__WHAT YOU ARE ASKED TO DO__
Your output must consist solely of the lines from the one containing "Enumerate this screenshot's text" through the end of the records, reproduced exactly.

__Source data__
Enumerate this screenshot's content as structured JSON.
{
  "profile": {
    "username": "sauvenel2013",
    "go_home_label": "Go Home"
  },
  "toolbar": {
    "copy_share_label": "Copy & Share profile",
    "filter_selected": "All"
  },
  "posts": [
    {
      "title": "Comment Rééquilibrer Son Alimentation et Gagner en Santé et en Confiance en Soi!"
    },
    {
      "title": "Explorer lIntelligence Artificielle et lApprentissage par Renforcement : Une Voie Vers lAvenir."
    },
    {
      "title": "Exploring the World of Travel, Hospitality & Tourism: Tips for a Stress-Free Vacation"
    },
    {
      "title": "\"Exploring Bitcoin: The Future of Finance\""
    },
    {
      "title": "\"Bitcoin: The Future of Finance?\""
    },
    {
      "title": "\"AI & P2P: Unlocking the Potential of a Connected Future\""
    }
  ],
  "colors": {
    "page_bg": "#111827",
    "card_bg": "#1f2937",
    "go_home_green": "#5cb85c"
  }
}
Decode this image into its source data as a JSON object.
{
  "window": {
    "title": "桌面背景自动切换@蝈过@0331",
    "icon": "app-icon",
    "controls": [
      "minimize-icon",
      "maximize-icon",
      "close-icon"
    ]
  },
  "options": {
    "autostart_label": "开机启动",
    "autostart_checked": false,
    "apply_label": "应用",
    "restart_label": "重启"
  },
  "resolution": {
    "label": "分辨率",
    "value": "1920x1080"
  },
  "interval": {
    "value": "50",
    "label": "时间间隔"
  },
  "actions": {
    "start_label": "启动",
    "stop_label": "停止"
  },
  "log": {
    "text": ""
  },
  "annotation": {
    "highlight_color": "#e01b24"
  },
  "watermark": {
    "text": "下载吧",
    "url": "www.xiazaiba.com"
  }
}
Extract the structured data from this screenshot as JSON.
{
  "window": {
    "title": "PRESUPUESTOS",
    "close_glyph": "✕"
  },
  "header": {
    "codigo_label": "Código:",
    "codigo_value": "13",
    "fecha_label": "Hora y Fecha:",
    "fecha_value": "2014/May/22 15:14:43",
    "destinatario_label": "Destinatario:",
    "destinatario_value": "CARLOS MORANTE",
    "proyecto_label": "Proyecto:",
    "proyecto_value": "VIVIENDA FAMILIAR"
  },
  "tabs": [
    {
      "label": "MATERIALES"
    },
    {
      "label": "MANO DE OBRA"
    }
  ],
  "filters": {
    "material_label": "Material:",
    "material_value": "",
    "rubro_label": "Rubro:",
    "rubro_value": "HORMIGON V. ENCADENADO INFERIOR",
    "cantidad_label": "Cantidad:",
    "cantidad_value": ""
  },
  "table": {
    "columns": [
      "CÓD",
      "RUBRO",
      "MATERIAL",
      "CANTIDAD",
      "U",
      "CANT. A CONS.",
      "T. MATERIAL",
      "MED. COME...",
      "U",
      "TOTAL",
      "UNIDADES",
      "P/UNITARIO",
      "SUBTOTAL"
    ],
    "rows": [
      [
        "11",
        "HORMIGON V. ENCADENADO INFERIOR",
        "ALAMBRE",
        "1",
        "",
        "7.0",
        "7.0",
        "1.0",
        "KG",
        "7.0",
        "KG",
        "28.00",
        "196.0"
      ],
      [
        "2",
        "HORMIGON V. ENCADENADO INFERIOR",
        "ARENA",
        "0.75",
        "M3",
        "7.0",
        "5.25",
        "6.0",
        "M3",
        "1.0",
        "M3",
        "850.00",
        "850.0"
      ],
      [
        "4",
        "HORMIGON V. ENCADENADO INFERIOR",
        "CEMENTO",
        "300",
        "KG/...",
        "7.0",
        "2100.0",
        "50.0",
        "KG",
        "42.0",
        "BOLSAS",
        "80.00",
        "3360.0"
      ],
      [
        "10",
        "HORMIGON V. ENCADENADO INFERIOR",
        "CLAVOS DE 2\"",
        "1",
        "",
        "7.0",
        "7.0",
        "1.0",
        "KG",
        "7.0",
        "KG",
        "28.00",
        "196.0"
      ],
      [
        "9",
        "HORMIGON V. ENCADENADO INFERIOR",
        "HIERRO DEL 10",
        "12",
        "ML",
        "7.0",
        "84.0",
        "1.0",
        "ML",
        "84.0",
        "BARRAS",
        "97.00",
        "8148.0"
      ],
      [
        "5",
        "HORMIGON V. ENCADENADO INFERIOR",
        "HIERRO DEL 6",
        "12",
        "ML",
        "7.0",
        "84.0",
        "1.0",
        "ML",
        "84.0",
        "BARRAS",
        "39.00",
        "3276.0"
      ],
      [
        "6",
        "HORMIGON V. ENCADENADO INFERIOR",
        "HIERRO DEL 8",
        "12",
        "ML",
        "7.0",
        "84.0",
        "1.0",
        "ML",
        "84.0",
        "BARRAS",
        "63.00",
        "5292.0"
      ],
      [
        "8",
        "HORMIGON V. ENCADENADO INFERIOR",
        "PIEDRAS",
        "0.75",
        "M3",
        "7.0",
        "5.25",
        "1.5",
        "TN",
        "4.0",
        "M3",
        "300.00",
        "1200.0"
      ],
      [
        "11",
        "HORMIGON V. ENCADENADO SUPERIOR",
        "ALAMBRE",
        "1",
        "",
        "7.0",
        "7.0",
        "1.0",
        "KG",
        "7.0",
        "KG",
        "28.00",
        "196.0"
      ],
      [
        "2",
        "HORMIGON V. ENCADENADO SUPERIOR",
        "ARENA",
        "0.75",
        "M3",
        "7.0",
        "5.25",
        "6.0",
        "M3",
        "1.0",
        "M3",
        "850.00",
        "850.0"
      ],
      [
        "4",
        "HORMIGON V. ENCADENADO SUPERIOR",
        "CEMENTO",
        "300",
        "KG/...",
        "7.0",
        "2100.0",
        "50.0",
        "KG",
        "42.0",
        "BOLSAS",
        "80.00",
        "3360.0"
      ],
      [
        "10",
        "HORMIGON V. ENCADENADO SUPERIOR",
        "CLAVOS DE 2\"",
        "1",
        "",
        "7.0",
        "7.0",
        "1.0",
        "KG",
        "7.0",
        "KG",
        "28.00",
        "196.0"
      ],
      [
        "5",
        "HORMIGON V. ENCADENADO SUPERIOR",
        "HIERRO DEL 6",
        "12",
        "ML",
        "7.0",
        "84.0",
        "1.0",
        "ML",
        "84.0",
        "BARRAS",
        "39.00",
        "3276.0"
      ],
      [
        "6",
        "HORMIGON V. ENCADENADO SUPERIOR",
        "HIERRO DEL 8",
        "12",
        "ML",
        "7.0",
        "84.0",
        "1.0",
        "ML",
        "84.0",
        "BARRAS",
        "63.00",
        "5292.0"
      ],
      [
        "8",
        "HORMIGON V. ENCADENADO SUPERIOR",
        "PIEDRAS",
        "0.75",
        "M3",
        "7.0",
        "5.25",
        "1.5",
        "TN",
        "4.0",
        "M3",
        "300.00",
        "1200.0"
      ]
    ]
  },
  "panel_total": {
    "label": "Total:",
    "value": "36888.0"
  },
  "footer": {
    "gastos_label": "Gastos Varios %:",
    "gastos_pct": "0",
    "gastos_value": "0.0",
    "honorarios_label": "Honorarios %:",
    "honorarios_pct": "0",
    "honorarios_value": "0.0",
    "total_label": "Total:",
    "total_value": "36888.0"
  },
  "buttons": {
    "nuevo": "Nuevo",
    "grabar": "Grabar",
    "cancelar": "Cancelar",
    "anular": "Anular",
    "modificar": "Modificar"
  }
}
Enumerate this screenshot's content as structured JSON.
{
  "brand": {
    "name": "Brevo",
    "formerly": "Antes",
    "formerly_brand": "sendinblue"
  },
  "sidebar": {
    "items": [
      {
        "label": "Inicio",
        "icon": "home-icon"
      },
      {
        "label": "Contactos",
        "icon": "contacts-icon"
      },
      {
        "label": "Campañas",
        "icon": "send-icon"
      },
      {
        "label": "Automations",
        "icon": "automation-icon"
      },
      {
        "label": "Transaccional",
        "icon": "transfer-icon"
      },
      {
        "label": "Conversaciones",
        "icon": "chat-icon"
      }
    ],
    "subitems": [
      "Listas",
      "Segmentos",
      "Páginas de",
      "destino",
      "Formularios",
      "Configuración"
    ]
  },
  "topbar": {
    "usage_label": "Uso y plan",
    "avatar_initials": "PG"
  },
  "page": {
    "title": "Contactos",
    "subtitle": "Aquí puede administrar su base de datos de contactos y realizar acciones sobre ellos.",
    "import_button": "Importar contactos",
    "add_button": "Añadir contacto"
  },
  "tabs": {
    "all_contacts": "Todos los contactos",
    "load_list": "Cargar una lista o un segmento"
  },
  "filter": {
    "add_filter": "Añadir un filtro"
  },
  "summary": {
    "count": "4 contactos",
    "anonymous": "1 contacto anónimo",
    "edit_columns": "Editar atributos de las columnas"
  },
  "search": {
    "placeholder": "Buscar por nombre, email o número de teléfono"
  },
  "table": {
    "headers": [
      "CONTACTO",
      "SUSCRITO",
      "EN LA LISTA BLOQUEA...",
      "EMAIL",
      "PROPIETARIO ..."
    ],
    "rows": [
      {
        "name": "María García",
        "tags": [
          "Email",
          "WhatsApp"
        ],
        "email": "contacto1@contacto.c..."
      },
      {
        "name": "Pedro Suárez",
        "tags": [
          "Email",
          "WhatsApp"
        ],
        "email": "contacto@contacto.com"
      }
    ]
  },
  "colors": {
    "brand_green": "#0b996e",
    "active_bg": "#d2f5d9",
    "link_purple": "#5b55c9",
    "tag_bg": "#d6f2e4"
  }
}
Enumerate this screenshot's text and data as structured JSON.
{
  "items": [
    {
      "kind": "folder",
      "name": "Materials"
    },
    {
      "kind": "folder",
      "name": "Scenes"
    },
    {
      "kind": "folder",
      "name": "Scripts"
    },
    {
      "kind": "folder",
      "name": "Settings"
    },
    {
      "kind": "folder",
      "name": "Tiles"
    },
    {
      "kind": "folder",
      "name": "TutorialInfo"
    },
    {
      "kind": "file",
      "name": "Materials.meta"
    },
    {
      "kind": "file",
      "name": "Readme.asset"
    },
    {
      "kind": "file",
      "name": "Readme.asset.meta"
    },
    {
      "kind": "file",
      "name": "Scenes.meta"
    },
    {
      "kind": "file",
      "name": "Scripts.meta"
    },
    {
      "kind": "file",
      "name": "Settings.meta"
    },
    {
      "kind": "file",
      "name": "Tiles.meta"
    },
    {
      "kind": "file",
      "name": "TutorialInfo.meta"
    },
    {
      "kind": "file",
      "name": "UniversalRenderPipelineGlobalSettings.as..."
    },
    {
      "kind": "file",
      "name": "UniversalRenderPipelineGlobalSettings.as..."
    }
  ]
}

__THE COMPLETED TASK__
Enumerate this screenshot's text and data as structured JSON.
{
  "items": [
    {
      "kind": "folder",
      "name": "Materials"
    },
    {
      "kind": "folder",
      "name": "Scenes"
    },
    {
      "kind": "folder",
      "name": "Scripts"
    },
    {
      "kind": "folder",
      "name": "Settings"
    },
    {
      "kind": "folder",
      "name": "Tiles"
    },
    {
      "kind": "folder",
      "name": "TutorialInfo"
    },
    {
      "kind": "file",
      "name": "Materials.meta"
    },
    {
      "kind": "file",
      "name": "Readme.asset"
    },
    {
      "kind": "file",
      "name": "Readme.asset.meta"
    },
    {
      "kind": "file",
      "name": "Scenes.meta"
    },
    {
      "kind": "file",
      "name": "Scripts.meta"
    },
    {
      "kind": "file",
      "name": "Settings.meta"
    },
    {
      "kind": "file",
      "name": "Tiles.meta"
    },
    {
      "kind": "file",
      "name": "TutorialInfo.meta"
    },
    {
      "kind": "file",
      "name": "UniversalRenderPipelineGlobalSettings.as..."
    },
    {
      "kind": "file",
      "name": "UniversalRenderPipelineGlobalSettings.as..."
    }
  ]
}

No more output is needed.